I’ve been working with several clients recently who are just now setting up their company blogs. One of the first things we do is to create categories, also known as keywords, for their blogs, which serve two functions:
- From a search engine marketing (SEM) perspective, categories and keywords should be phrases for which we want the blog to appear in search results.
- Properly constructed, long tail (define) keywords can help refine a topic so much that your relevance in search results is more accurate. For example, I was searching the other day for best practices in commenting on blog posts. I typed in “commenting best-practices” and found nothing but developer information on how to properly comment code. When I changed the search to “commenting etiquette,” the results I was served were much more relevant. Defining as closely as possible how you want to be found is critical to how you write your blog. And thinking like your clients and prospects is key to creating categories and keywords that will ensure your success.
- From a PR, or thought leadership perspective, what are the topics around which the blog will be built?
- Every blogger and every blog should have a mission, and every post should support the mission in some way. So as you’re considering what you want to be known for in the blogosphere, think about the words you’d want your readers to know you by. In my blog, I think I’m known for discussing marketing technology - a broad category. In that category, I write about topics such as blogging, RSS, social media, collaboration tools, SEMPR - the combination of search engine marketing and PR, etc.

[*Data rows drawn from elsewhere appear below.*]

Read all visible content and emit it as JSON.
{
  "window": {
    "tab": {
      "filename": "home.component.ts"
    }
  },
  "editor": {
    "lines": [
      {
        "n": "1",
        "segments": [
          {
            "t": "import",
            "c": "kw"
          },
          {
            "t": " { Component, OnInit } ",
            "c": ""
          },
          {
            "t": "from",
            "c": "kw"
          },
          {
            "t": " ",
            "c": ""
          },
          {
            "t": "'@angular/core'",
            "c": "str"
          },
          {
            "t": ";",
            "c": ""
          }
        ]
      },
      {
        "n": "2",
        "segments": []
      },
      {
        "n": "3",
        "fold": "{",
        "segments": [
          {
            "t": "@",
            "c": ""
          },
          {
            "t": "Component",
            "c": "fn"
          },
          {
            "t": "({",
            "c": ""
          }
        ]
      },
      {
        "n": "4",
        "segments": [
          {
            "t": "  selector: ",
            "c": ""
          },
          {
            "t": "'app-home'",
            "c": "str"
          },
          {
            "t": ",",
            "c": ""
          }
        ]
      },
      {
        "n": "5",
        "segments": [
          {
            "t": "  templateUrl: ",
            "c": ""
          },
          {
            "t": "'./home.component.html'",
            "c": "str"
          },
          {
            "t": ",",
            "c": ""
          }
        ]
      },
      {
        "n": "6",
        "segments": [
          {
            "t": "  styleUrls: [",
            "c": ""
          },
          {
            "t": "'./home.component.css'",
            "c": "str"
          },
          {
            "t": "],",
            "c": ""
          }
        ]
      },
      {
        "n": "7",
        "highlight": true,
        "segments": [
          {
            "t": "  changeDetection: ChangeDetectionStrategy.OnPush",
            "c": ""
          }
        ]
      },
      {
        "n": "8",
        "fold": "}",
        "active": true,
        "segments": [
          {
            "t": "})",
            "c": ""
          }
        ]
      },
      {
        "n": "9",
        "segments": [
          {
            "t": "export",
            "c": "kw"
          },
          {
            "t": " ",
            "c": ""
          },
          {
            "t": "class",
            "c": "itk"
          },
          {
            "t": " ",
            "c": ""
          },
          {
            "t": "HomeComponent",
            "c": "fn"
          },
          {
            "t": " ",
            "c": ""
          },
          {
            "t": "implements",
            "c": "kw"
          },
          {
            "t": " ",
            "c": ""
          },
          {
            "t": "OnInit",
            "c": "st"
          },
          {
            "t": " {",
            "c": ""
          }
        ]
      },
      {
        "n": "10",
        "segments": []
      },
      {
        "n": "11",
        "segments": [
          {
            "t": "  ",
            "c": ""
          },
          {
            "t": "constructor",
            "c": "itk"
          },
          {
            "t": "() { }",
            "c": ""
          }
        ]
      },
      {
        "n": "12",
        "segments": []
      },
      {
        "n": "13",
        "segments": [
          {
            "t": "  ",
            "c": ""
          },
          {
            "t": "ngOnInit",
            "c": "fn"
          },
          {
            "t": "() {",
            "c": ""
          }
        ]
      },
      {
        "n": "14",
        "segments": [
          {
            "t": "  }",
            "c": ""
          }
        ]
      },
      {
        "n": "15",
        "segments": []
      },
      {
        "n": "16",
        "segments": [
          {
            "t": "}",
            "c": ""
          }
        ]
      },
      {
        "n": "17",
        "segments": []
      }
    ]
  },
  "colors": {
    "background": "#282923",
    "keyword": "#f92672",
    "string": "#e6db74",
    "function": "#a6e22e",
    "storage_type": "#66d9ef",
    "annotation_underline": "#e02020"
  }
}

These topics are all topics for which I’d like to be known, and (therefore) found in search.
At the same time, most of my categories are very broad, with the exception of SEMPR (on which few search, I would imagine, since I made it up).
I should practice what I preach, and refine my categories further.
For example, instead of simply using “RSS,” as a broad category, I generally write about “enterprise RSS” which is a much tighter definition, and likely to generate a more relevant result for those who are interested in how business use RSS, vs. RSS itself.
There are tools to help pick great keywords, but the very best one is sitting right between your ears and behind your eyes…
How might you refine your keywords and categories to better serve your blog, your prospects and your clients?